*Work to be completed*
Each line of the records that includes "name" should be found and copied.

--- Records supplied Enclosed Below ---

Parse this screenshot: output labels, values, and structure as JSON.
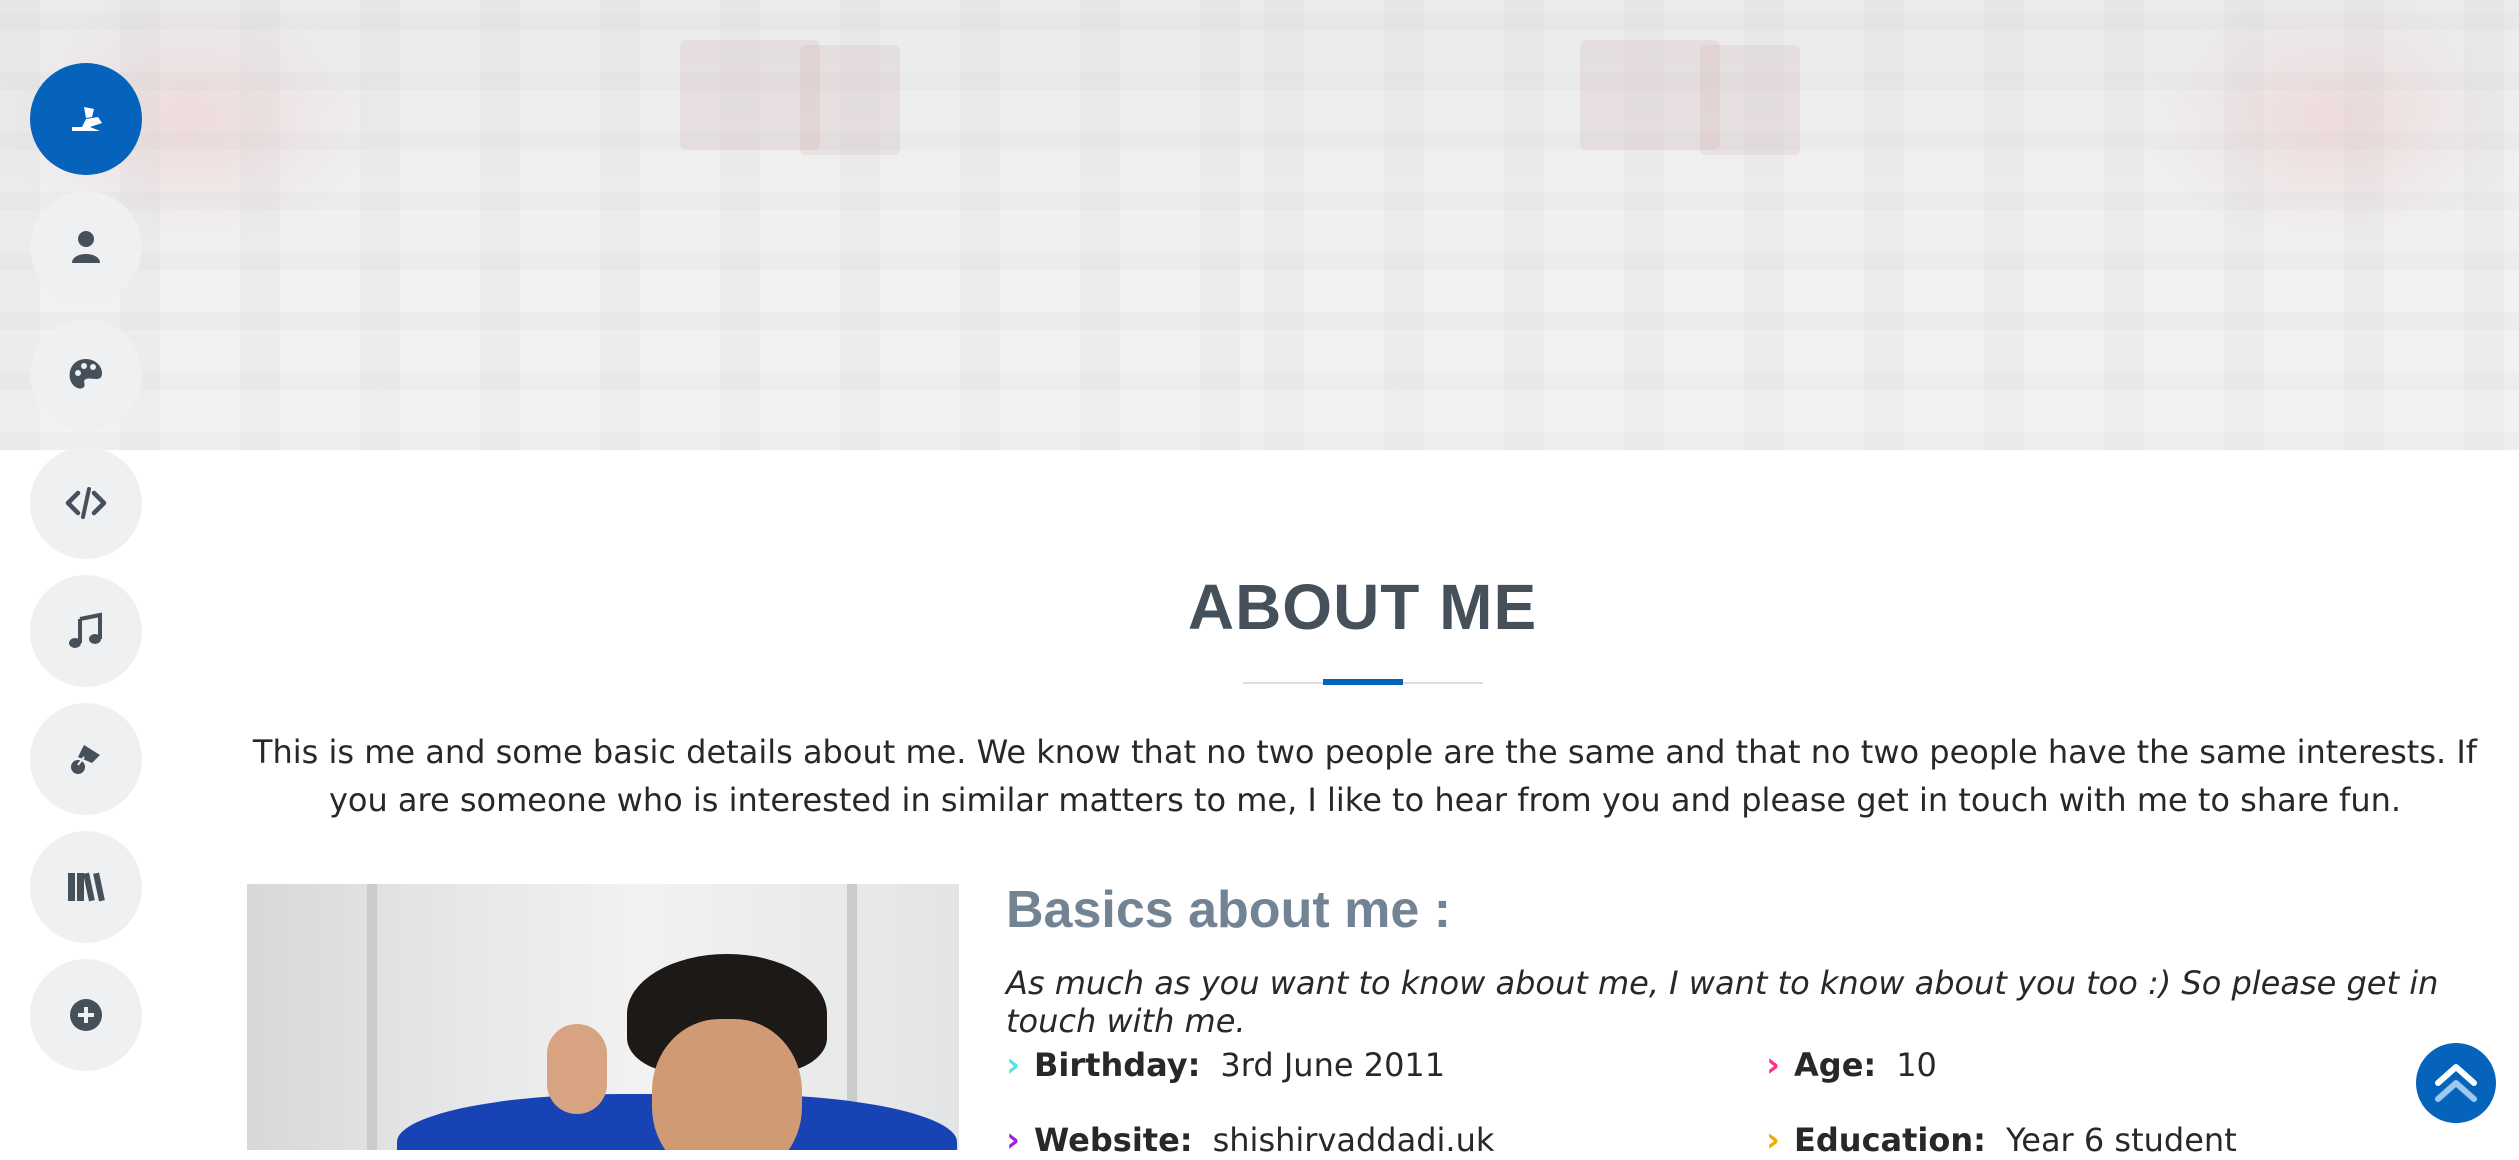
{
  "nav": {
    "items": [
      {
        "name": "home",
        "icon": "airplane-seat-icon",
        "active": true
      },
      {
        "name": "about",
        "icon": "person-icon"
      },
      {
        "name": "art",
        "icon": "palette-icon"
      },
      {
        "name": "code",
        "icon": "code-icon"
      },
      {
        "name": "music",
        "icon": "music-note-icon"
      },
      {
        "name": "sports",
        "icon": "badminton-icon"
      },
      {
        "name": "library",
        "icon": "books-icon"
      },
      {
        "name": "more",
        "icon": "plus-circle-icon"
      }
    ]
  },
  "about": {
    "title": "ABOUT ME",
    "intro": "This is me and some basic details about me. We know that no two people are the same and that no two people have the same interests. If you are someone who is interested in similar matters to me, I like to hear from you and please get in touch with me to share fun.",
    "basics_title": "Basics about me :",
    "basics_subtitle": "As much as you want to know about me, I want to know about you too :) So please get in touch with me.",
    "details": [
      {
        "label": "Birthday:",
        "value": "3rd June 2011",
        "chevron_color": "#5ce1e6"
      },
      {
        "label": "Age:",
        "value": "10",
        "chevron_color": "#ff2d8c"
      },
      {
        "label": "Website:",
        "value": "shishirvaddadi.uk",
        "chevron_color": "#a31ee0"
      },
      {
        "label": "Education:",
        "value": "Year 6 student",
        "chevron_color": "#f2a900"
      }
    ]
  },
  "back_to_top": {
    "icon": "double-chevron-up-icon"
  },
  "colors": {
    "accent": "#0563bb",
    "title": "#45505b",
    "subtitle": "#728394"
  }
}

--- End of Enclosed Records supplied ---

*Answer to this task*
        "name": "home",
        "name": "about",
        "name": "art",
        "name": "code",
        "name": "music",
        "name": "sports",
        "name": "library",
        "name": "more",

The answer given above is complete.